### The problem
The job is to output each record again, character for character.

### Data provided
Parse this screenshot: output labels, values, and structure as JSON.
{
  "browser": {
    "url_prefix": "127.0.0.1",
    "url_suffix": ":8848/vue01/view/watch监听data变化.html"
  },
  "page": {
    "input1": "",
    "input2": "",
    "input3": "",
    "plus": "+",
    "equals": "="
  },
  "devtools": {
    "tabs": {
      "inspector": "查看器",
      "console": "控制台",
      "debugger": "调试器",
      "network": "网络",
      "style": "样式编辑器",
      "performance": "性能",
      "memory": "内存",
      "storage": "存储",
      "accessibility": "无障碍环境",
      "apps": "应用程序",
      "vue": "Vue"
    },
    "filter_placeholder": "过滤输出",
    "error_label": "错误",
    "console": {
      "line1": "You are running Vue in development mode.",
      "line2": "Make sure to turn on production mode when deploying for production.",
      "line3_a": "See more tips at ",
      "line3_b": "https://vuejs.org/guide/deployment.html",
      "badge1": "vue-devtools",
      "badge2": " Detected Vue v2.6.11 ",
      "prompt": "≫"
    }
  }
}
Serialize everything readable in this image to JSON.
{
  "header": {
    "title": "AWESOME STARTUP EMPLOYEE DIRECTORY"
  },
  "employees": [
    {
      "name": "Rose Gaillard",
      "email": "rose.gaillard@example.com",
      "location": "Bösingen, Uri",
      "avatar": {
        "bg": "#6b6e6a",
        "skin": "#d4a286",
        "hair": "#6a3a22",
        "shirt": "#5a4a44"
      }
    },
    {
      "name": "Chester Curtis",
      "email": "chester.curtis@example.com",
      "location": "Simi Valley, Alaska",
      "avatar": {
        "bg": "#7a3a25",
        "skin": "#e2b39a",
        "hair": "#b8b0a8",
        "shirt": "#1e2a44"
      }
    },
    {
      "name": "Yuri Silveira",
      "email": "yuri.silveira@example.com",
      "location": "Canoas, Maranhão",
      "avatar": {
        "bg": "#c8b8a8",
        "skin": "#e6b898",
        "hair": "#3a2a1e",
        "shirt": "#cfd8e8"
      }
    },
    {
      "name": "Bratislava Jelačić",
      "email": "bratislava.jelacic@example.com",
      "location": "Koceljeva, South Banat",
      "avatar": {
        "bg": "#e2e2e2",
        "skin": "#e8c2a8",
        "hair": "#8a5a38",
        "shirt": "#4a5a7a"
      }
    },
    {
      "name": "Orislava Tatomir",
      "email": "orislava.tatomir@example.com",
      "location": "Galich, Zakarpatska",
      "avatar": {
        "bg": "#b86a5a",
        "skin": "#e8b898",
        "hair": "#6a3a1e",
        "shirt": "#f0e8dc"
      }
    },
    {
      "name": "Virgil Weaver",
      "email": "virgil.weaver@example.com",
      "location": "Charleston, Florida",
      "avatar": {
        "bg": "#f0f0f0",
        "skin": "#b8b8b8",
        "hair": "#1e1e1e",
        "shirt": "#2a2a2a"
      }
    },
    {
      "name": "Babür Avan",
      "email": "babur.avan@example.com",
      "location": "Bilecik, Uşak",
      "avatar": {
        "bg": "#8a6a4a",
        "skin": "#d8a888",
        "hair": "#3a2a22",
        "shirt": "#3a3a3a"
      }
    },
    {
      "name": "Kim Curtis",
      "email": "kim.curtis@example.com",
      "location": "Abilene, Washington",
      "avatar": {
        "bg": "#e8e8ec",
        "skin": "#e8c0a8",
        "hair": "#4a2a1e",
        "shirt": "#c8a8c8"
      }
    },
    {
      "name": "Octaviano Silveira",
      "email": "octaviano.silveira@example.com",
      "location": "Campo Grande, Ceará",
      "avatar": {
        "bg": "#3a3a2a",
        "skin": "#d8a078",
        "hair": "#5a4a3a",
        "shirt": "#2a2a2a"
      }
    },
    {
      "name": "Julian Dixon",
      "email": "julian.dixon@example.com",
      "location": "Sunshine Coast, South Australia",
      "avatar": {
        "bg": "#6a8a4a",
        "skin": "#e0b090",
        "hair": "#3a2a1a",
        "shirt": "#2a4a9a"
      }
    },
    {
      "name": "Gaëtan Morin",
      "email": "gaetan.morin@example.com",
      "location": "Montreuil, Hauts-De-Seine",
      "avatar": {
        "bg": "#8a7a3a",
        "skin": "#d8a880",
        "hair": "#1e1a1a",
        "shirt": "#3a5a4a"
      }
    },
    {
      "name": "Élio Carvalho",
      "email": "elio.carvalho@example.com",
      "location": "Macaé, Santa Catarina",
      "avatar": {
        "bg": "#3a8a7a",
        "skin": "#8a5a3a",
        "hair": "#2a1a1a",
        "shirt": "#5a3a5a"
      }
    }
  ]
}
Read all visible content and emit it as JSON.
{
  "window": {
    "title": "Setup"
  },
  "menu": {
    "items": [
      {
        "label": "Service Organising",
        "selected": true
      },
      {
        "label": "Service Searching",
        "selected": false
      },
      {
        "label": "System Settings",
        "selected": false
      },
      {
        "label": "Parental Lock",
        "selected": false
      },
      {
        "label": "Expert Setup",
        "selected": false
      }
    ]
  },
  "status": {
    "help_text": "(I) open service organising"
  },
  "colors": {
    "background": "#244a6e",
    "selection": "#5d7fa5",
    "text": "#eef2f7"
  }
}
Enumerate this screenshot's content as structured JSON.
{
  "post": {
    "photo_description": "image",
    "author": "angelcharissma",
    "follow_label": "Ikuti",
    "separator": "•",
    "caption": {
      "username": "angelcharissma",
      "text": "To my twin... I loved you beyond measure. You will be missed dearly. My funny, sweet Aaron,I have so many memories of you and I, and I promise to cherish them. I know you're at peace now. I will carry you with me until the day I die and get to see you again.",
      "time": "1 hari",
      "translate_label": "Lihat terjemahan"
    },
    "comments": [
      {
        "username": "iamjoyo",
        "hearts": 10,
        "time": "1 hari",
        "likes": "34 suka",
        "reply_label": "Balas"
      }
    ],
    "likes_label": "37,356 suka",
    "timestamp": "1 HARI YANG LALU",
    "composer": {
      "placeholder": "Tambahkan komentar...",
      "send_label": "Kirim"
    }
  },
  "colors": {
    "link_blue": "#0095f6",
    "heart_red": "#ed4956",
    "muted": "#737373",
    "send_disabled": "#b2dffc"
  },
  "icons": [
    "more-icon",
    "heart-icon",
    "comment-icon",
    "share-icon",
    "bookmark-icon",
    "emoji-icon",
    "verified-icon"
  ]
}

### Answer
Parse this screenshot: output labels, values, and structure as JSON.
{
  "browser": {
    "url_prefix": "127.0.0.1",
    "url_suffix": ":8848/vue01/view/watch监听data变化.html"
  },
  "page": {
    "input1": "",
    "input2": "",
    "input3": "",
    "plus": "+",
    "equals": "="
  },
  "devtools": {
    "tabs": {
      "inspector": "查看器",
      "console": "控制台",
      "debugger": "调试器",
      "network": "网络",
      "style": "样式编辑器",
      "performance": "性能",
      "memory": "内存",
      "storage": "存储",
      "accessibility": "无障碍环境",
      "apps": "应用程序",
      "vue": "Vue"
    },
    "filter_placeholder": "过滤输出",
    "error_label": "错误",
    "console": {
      "line1": "You are running Vue in development mode.",
      "line2": "Make sure to turn on production mode when deploying for production.",
      "line3_a": "See more tips at ",
      "line3_b": "https://vuejs.org/guide/deployment.html",
      "badge1": "vue-devtools",
      "badge2": " Detected Vue v2.6.11 ",
      "prompt": "≫"
    }
  }
}
Serialize everything readable in this image to JSON.
{
  "header": {
    "title": "AWESOME STARTUP EMPLOYEE DIRECTORY"
  },
  "employees": [
    {
      "name": "Rose Gaillard",
      "email": "rose.gaillard@example.com",
      "location": "Bösingen, Uri",
      "avatar": {
        "bg": "#6b6e6a",
        "skin": "#d4a286",
        "hair": "#6a3a22",
        "shirt": "#5a4a44"
      }
    },
    {
      "name": "Chester Curtis",
      "email": "chester.curtis@example.com",
      "location": "Simi Valley, Alaska",
      "avatar": {
        "bg": "#7a3a25",
        "skin": "#e2b39a",
        "hair": "#b8b0a8",
        "shirt": "#1e2a44"
      }
    },
    {
      "name": "Yuri Silveira",
      "email": "yuri.silveira@example.com",
      "location": "Canoas, Maranhão",
      "avatar": {
        "bg": "#c8b8a8",
        "skin": "#e6b898",
        "hair": "#3a2a1e",
        "shirt": "#cfd8e8"
      }
    },
    {
      "name": "Bratislava Jelačić",
      "email": "bratislava.jelacic@example.com",
      "location": "Koceljeva, South Banat",
      "avatar": {
        "bg": "#e2e2e2",
        "skin": "#e8c2a8",
        "hair": "#8a5a38",
        "shirt": "#4a5a7a"
      }
    },
    {
      "name": "Orislava Tatomir",
      "email": "orislava.tatomir@example.com",
      "location": "Galich, Zakarpatska",
      "avatar": {
        "bg": "#b86a5a",
        "skin": "#e8b898",
        "hair": "#6a3a1e",
        "shirt": "#f0e8dc"
      }
    },
    {
      "name": "Virgil Weaver",
      "email": "virgil.weaver@example.com",
      "location": "Charleston, Florida",
      "avatar": {
        "bg": "#f0f0f0",
        "skin": "#b8b8b8",
        "hair": "#1e1e1e",
        "shirt": "#2a2a2a"
      }
    },
    {
      "name": "Babür Avan",
      "email": "babur.avan@example.com",
      "location": "Bilecik, Uşak",
      "avatar": {
        "bg": "#8a6a4a",
        "skin": "#d8a888",
        "hair": "#3a2a22",
        "shirt": "#3a3a3a"
      }
    },
    {
      "name": "Kim Curtis",
      "email": "kim.curtis@example.com",
      "location": "Abilene, Washington",
      "avatar": {
        "bg": "#e8e8ec",
        "skin": "#e8c0a8",
        "hair": "#4a2a1e",
        "shirt": "#c8a8c8"
      }
    },
    {
      "name": "Octaviano Silveira",
      "email": "octaviano.silveira@example.com",
      "location": "Campo Grande, Ceará",
      "avatar": {
        "bg": "#3a3a2a",
        "skin": "#d8a078",
        "hair": "#5a4a3a",
        "shirt": "#2a2a2a"
      }
    },
    {
      "name": "Julian Dixon",
      "email": "julian.dixon@example.com",
      "location": "Sunshine Coast, South Australia",
      "avatar": {
        "bg": "#6a8a4a",
        "skin": "#e0b090",
        "hair": "#3a2a1a",
        "shirt": "#2a4a9a"
      }
    },
    {
      "name": "Gaëtan Morin",
      "email": "gaetan.morin@example.com",
      "location": "Montreuil, Hauts-De-Seine",
      "avatar": {
        "bg": "#8a7a3a",
        "skin": "#d8a880",
        "hair": "#1e1a1a",
        "shirt": "#3a5a4a"
      }
    },
    {
      "name": "Élio Carvalho",
      "email": "elio.carvalho@example.com",
      "location": "Macaé, Santa Catarina",
      "avatar": {
        "bg": "#3a8a7a",
        "skin": "#8a5a3a",
        "hair": "#2a1a1a",
        "shirt": "#5a3a5a"
      }
    }
  ]
}
Read all visible content and emit it as JSON.
{
  "window": {
    "title": "Setup"
  },
  "menu": {
    "items": [
      {
        "label": "Service Organising",
        "selected": true
      },
      {
        "label": "Service Searching",
        "selected": false
      },
      {
        "label": "System Settings",
        "selected": false
      },
      {
        "label": "Parental Lock",
        "selected": false
      },
      {
        "label": "Expert Setup",
        "selected": false
      }
    ]
  },
  "status": {
    "help_text": "(I) open service organising"
  },
  "colors": {
    "background": "#244a6e",
    "selection": "#5d7fa5",
    "text": "#eef2f7"
  }
}
Enumerate this screenshot's content as structured JSON.
{
  "post": {
    "photo_description": "image",
    "author": "angelcharissma",
    "follow_label": "Ikuti",
    "separator": "•",
    "caption": {
      "username": "angelcharissma",
      "text": "To my twin... I loved you beyond measure. You will be missed dearly. My funny, sweet Aaron,I have so many memories of you and I, and I promise to cherish them. I know you're at peace now. I will carry you with me until the day I die and get to see you again.",
      "time": "1 hari",
      "translate_label": "Lihat terjemahan"
    },
    "comments": [
      {
        "username": "iamjoyo",
        "hearts": 10,
        "time": "1 hari",
        "likes": "34 suka",
        "reply_label": "Balas"
      }
    ],
    "likes_label": "37,356 suka",
    "timestamp": "1 HARI YANG LALU",
    "composer": {
      "placeholder": "Tambahkan komentar...",
      "send_label": "Kirim"
    }
  },
  "colors": {
    "link_blue": "#0095f6",
    "heart_red": "#ed4956",
    "muted": "#737373",
    "send_disabled": "#b2dffc"
  },
  "icons": [
    "more-icon",
    "heart-icon",
    "comment-icon",
    "share-icon",
    "bookmark-icon",
    "emoji-icon",
    "verified-icon"
  ]
}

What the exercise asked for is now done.